Last year, we ran a competition with the MSC asking medical students to create a teaching session on honesty and integrity. Winner of the competition, Charles Pope, shares his reflections on taking part, and why honesty and integrity are such important values for medical students.
Prior to entering this competition, the teaching I had received on honesty and integrity tended to focus on the big things: case studies of doctors who had stolen controlled drugs, or misled patients with dangerous consequences, or altered records to cover up mistakes. These are all very important and well-publicised examples of dishonesty in practice, but to a group of students just beginning their careers, they all seem (hopefully) irrelevant.
It’s just a little white lie…
So what would medical students find relevant? For me, it’s the little things. The time you’re on placement, tired and tempted to tell a little white lie to get home a bit earlier. Or when you’ve got so much to submit it’d just be easier to make up one patient case. The small dishonesties that appear harmless and in many cases may go undiscovered.
The issue is, the GMC’s guidance is just as relevant for these small, seemingly-innocent mistruths as it is for the big lies. Any decision can have unintended consequences. Any lie can adversely affect patient care, relationships with colleagues, and the reputation of the profession at large. A student may be horrified to find that what they thought was a harmless dishonesty can have very serious disciplinary consequences on them personally.
Come clean or try and get out of trouble?
Hence the teaching session, in which students role-play scenarios of wrongdoing or honest mistakes during a day at clinical placements, and have the opportunity to come clean, or to attempt to lie their way out of trouble.

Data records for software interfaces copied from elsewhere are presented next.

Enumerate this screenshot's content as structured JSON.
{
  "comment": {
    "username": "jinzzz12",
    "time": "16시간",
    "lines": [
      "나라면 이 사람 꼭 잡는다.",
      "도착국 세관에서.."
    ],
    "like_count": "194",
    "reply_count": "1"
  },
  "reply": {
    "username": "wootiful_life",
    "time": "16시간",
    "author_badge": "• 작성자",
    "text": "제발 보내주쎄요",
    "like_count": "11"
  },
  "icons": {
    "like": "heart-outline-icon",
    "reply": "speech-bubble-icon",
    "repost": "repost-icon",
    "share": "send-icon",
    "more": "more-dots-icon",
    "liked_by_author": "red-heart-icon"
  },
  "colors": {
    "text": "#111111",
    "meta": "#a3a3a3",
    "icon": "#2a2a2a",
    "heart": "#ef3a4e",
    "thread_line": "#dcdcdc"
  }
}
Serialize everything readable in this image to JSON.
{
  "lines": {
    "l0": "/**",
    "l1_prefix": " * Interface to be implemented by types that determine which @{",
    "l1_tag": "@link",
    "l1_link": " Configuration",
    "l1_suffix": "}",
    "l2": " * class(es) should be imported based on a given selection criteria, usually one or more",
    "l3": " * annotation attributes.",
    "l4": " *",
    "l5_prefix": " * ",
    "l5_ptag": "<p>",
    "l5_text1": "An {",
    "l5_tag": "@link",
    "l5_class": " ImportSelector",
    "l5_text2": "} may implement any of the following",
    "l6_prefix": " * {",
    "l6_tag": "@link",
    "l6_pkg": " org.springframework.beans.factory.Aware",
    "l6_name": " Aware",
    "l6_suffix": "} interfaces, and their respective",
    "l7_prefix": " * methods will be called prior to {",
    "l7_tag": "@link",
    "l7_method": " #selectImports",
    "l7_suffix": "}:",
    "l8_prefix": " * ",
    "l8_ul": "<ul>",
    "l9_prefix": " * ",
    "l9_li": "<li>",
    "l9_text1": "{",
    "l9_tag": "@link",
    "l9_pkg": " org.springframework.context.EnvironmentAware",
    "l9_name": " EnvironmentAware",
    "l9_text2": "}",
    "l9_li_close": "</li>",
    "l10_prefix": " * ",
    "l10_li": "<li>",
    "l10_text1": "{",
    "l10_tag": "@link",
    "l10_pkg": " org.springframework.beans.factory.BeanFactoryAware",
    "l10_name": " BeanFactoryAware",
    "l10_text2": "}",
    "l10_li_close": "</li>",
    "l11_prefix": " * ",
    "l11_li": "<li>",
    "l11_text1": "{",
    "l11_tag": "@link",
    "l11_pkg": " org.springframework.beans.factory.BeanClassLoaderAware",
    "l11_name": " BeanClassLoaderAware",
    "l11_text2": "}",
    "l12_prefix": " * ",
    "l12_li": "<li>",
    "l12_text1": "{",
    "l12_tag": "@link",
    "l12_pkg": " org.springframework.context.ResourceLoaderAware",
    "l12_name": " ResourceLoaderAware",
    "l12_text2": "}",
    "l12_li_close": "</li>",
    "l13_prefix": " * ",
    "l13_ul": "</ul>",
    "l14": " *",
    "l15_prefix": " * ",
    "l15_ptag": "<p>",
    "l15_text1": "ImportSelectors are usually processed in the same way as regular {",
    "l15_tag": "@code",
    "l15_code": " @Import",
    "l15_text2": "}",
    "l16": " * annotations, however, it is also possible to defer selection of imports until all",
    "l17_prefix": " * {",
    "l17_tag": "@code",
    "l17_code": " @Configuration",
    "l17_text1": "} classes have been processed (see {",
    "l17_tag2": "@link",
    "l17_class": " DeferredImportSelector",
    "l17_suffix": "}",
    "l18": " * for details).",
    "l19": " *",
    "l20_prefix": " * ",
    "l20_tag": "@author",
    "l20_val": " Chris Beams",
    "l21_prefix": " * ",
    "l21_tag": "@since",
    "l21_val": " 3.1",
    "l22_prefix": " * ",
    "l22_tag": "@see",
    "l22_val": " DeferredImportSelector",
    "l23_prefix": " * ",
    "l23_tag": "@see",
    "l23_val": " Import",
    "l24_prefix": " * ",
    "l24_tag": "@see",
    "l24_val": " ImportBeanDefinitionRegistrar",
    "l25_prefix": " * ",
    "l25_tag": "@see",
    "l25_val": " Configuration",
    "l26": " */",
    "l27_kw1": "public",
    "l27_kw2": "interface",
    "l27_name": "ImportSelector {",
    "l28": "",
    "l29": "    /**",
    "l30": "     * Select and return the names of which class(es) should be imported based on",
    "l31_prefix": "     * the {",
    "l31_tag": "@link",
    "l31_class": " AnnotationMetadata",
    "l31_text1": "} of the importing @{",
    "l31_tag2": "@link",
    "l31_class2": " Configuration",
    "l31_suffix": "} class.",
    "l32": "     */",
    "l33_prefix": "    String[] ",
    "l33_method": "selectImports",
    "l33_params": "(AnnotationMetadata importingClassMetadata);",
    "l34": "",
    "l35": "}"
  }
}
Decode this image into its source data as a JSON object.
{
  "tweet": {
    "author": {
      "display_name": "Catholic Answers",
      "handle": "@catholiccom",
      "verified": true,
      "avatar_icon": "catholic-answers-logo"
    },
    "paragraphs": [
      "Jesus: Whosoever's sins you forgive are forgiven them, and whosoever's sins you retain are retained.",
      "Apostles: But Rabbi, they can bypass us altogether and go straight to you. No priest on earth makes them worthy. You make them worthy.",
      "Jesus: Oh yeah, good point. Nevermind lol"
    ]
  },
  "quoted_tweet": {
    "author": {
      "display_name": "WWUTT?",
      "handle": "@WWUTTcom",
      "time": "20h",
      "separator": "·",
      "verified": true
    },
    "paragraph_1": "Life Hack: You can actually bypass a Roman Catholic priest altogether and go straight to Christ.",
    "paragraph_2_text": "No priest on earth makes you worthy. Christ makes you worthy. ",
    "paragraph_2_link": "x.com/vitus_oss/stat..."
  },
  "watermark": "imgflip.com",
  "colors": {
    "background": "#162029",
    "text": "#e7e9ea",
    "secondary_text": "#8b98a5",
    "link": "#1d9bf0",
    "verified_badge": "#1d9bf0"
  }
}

To keep it realistic, I based these scenarios on real life examples, although I’m going to assure any future employers reading that none involved me personally. The outcomes of the students’ decisions are due to a coin flip, to reflect how you can never fully predict how others will respond to your actions.
Given that I’m writing about honesty, I’ll come clean now and admit that the style of the session was not entirely original; it was inspired by the popular tabletop game Dungeons and Dragons, in which players also role-play as characters in a fictional setting, make decisions and rely on random chance to determine outcomes. While role-playing games like D&D traditionally focus on battling monsters and finding treasure, their structures can easily be adapted for more everyday tasks like taking blood and getting signed off as competent to demonstrate inhaler technique. With simulation being used more frequently to teach clinical skills and management of acute medical scenarios, I wonder if role-playing games could be used to explore ethical topics.
Encouraging honesty and integrity
I’ve had the opportunity to present the session, both to educators at a conference, and to medical students at my university. In our discussions, the students identified additional common examples of opportunities for honesty or dishonesty that I hadn’t considered. We also spoke about systems in place that seem to make dishonest behaviour the easier and quicker option; an example was the issue of gaining official permission for a day off placement, requiring several forms, emails and proof of a valid reason, as opposed to simply not turning up and playing the odds that no one will miss you.
In today’s culture of quality improvement, I think there’s scope for looking at addressing these systems, so there are fewer barriers for individuals being honest. This would require open and non-judgemental dialogue between educators and students, and I’d be very pleased if my teaching session could be useful as an ice-breaker.
This competition has made me think a lot about a topic that I hadn’t hugely considered beforehand, and I hope it helps other students on their journey to being good doctors. I’m very much looking forward to putting what I’ve learnt into my clinical practice this year!
Charles Pope is a final-year medical student at Cardiff University. He graduates in July and is hoping to continue with the Foundation Programme in Wales.